_Instructions for the task_
Every record needs to come back as written, except for the pictures.

---------- Data under study

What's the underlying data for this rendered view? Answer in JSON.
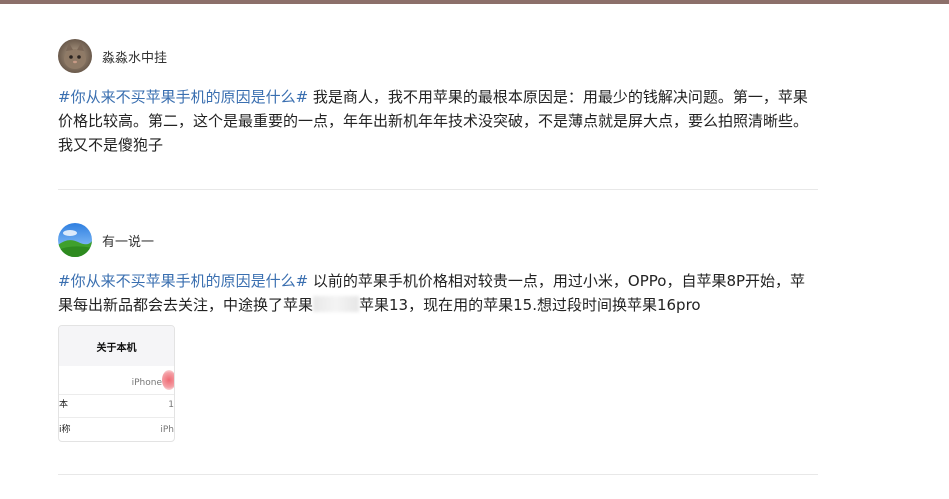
{
  "posts": [
    {
      "username": "淼淼水中挂",
      "hashtag": "#你从来不买苹果手机的原因是什么#",
      "text": " 我是商人，我不用苹果的最根本原因是：用最少的钱解决问题。第一，苹果价格比较高。第二，这个是最重要的一点，年年出新机年年技术没突破，不是薄点就是屏大点，要么拍照清晰些。我又不是傻狍子"
    },
    {
      "username": "有一说一",
      "hashtag": "#你从来不买苹果手机的原因是什么#",
      "text_before_redact": " 以前的苹果手机价格相对较贵一点，用过小米，OPPo，自苹果8P开始，苹果每出新品都会去关注，中途换了苹果",
      "text_after_redact": "苹果13，现在用的苹果15.想过段时间换苹果16pro",
      "image": {
        "title": "关于本机",
        "device_label": "iPhone",
        "rows": [
          {
            "key": "本",
            "value": "1"
          },
          {
            "key": "i称",
            "value": "iPh"
          }
        ]
      }
    }
  ],
  "colors": {
    "hashtag": "#3a6fb0",
    "top_bar": "#8c6f6a",
    "divider": "#e8e8e8"
  }
}
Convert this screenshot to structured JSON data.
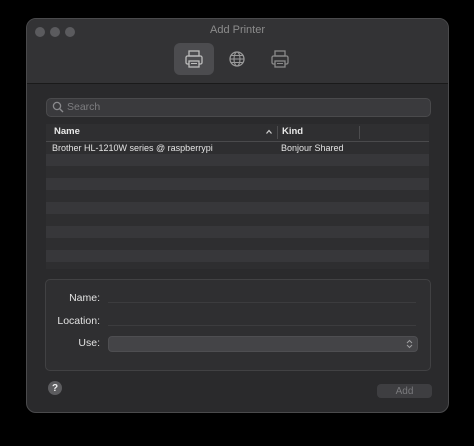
{
  "window": {
    "title": "Add Printer"
  },
  "toolbar": {
    "items": [
      {
        "icon": "printer-default-icon",
        "active": true
      },
      {
        "icon": "ip-globe-icon",
        "active": false
      },
      {
        "icon": "windows-printer-icon",
        "active": false
      }
    ]
  },
  "search": {
    "placeholder": "Search",
    "value": ""
  },
  "table": {
    "columns": [
      "Name",
      "Kind"
    ],
    "rows": [
      {
        "name": "Brother HL-1210W series @ raspberrypi",
        "kind": "Bonjour Shared"
      }
    ]
  },
  "details": {
    "name_label": "Name:",
    "location_label": "Location:",
    "use_label": "Use:",
    "use_value": ""
  },
  "footer": {
    "help_label": "?",
    "add_label": "Add"
  }
}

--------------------

_Answer to this exercise_
What's the underlying data for this rendered view? Answer in JSON.
{
  "posts": [
    {
      "username": "淼淼水中挂",
      "hashtag": "#你从来不买苹果手机的原因是什么#",
      "text": " 我是商人，我不用苹果的最根本原因是：用最少的钱解决问题。第一，苹果价格比较高。第二，这个是最重要的一点，年年出新机年年技术没突破，不是薄点就是屏大点，要么拍照清晰些。我又不是傻狍子"
    },
    {
      "username": "有一说一",
      "hashtag": "#你从来不买苹果手机的原因是什么#",
      "text_before_redact": " 以前的苹果手机价格相对较贵一点，用过小米，OPPo，自苹果8P开始，苹果每出新品都会去关注，中途换了苹果",
      "text_after_redact": "苹果13，现在用的苹果15.想过段时间换苹果16pro",
      "image": {
        "title": "关于本机",
        "device_label": "iPhone",
        "rows": [
          {
            "key": "本",
            "value": "1"
          },
          {
            "key": "i称",
            "value": "iPh"
          }
        ]
      }
    }
  ],
  "colors": {
    "hashtag": "#3a6fb0",
    "top_bar": "#8c6f6a",
    "divider": "#e8e8e8"
  }
}
Convert this screenshot to structured JSON data.
{
  "window": {
    "title": "Add Printer"
  },
  "toolbar": {
    "items": [
      {
        "icon": "printer-default-icon",
        "active": true
      },
      {
        "icon": "ip-globe-icon",
        "active": false
      },
      {
        "icon": "windows-printer-icon",
        "active": false
      }
    ]
  },
  "search": {
    "placeholder": "Search",
    "value": ""
  },
  "table": {
    "columns": [
      "Name",
      "Kind"
    ],
    "rows": [
      {
        "name": "Brother HL-1210W series @ raspberrypi",
        "kind": "Bonjour Shared"
      }
    ]
  },
  "details": {
    "name_label": "Name:",
    "location_label": "Location:",
    "use_label": "Use:",
    "use_value": ""
  },
  "footer": {
    "help_label": "?",
    "add_label": "Add"
  }
}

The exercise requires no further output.